It has the personal forms umam, umat, uime, uimpi, umainn, umaibh, umpu. However, one of my readers pointed out on Twitter that she had never seen these forms before. They are hardly ever used anywhere else than in the native literature of Co. Cork; a book where you could expect to see them is Dónall Bán Ó Céileachair’s Scéal mo Bheatha.
Lenites naked nouns, but follows the usual rules with articles. The form roimis an… rather than roimh an… is Munster Irish.
Personal forms: romham, romhat, roimhe, roimpi, romhainn, romhaibh, rompu.
- before (in a temporal sense): roimh an Nollaig, roimh an gCáisc
- before (in an order of preference, arrival, prestige etc.), ahead of: tháinig siad abhaile romhainn
- waiting for someone: nuair a thuirling an t-eitleán i mBaile Átha Cliath, bhí cuid mhór de lucht ár leanúna ansin romhainn
Lenites naked nouns, except in sayings of a general meaning (thar barr, thar muir, thar bord, thar claí, thar smacht, thar sáile); the usual rules apply before a definite article.
Personal forms: tharam, tharat, thairis, thairsti, tharainn, tharaibh, tharstu.
- over, across, to the other side of something: chuaigh Seán thar sáile agus bhunaigh sé gnó ríomhaireachta i San Francisco
- over, above: chuaigh an t-uisce thar an gcloigeann air agus bádh é
- going or getting by or past something: chuaigh siad tharainn agus an choiscéim ghasta sin fúthu
- beyond: chuaigh na páistí thar smacht ar an múinteoir bocht
- in preference to: roghnaigh mé an ceann maith thar an drochcheann

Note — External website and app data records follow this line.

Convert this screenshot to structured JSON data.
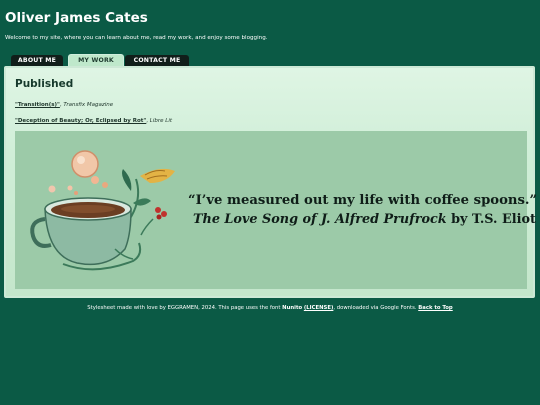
{
  "site": {
    "title": "Oliver James Cates",
    "tagline": "Welcome to my site, where you can learn about me, read my work, and enjoy some blogging."
  },
  "tabs": [
    {
      "label": "ABOUT ME",
      "active": false
    },
    {
      "label": "MY WORK",
      "active": true
    },
    {
      "label": "CONTACT ME",
      "active": false
    }
  ],
  "main": {
    "heading": "Published",
    "works": [
      {
        "title": "\"Transition(s)\"",
        "separator": ",",
        "publication": "Transfix Magazine"
      },
      {
        "title": "\"Deception of Beauty; Or, Eclipsed by Rot\"",
        "separator": ",",
        "publication": "Libre Lit"
      }
    ],
    "banner": {
      "quote": "“I’ve measured out my life with coffee spoons.”",
      "source_title": "The Love Song of J. Alfred Prufrock",
      "source_by": "by T.S. Eliot",
      "illustration": "coffee-cup-illustration"
    }
  },
  "footer": {
    "text_before": "Stylesheet made with love by EGGRAMEN, 2024. This page uses the font ",
    "font_name": "Nunito",
    "license_link": "(LICENSE)",
    "text_middle": ", downloaded via Google Fonts. ",
    "top_link": "Back to Top"
  },
  "colors": {
    "background": "#0b5a45",
    "panel": "#cfeed7",
    "banner": "#9ccaa8",
    "tab_inactive": "#111e1a",
    "tab_active": "#bfe8cb"
  }
}
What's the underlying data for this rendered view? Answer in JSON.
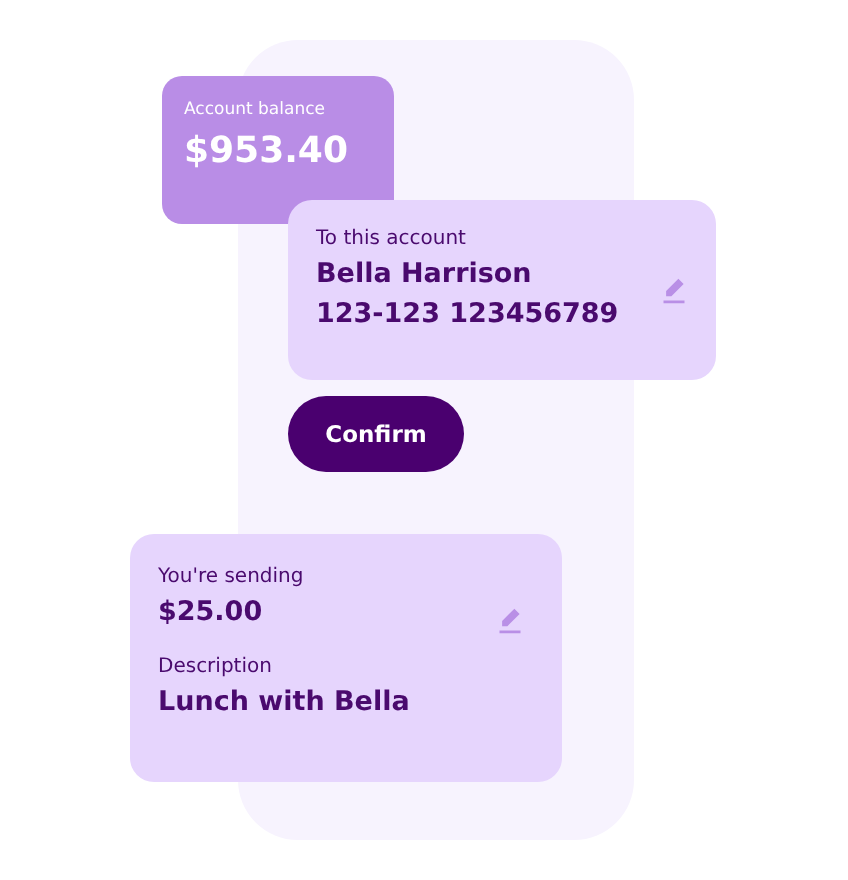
{
  "balance": {
    "label": "Account balance",
    "amount": "$953.40"
  },
  "recipient": {
    "label": "To this account",
    "name": "Bella Harrison",
    "account": "123-123 123456789"
  },
  "confirm_button": {
    "label": "Confirm"
  },
  "payment": {
    "amount_label": "You're sending",
    "amount": "$25.00",
    "description_label": "Description",
    "description": "Lunch with Bella"
  }
}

I have always had this idea that when it means “between”, it does not lenite the following noun, while when it means “among”, it does. However, Ó Donaill tells us that it basically lenites, with the exception of certain phrases. Whatever. It does not affect a noun preceded by article, so no “usual rules” there.
Eadar is a common variant spelling, typical of Ulster writers.
It has personal forms only in plural: eadrainn, eadraibh, eatarthu. These are only used alone. If idir is followed by two pronouns, those are kept: idir sinn agus iad, idir sibh agus sinn, and so on. There is one book – An Fhiannuidheacht by Cormac Ó Cadhlaigh – where you see stuff like eadrainn agus iad rather than idir sinn agus iad. The book is otherwise written in a rather commonplace Munster Irish for the most part, so I don’t know whether this is an archaism or a hypercorrection.
- both (…and)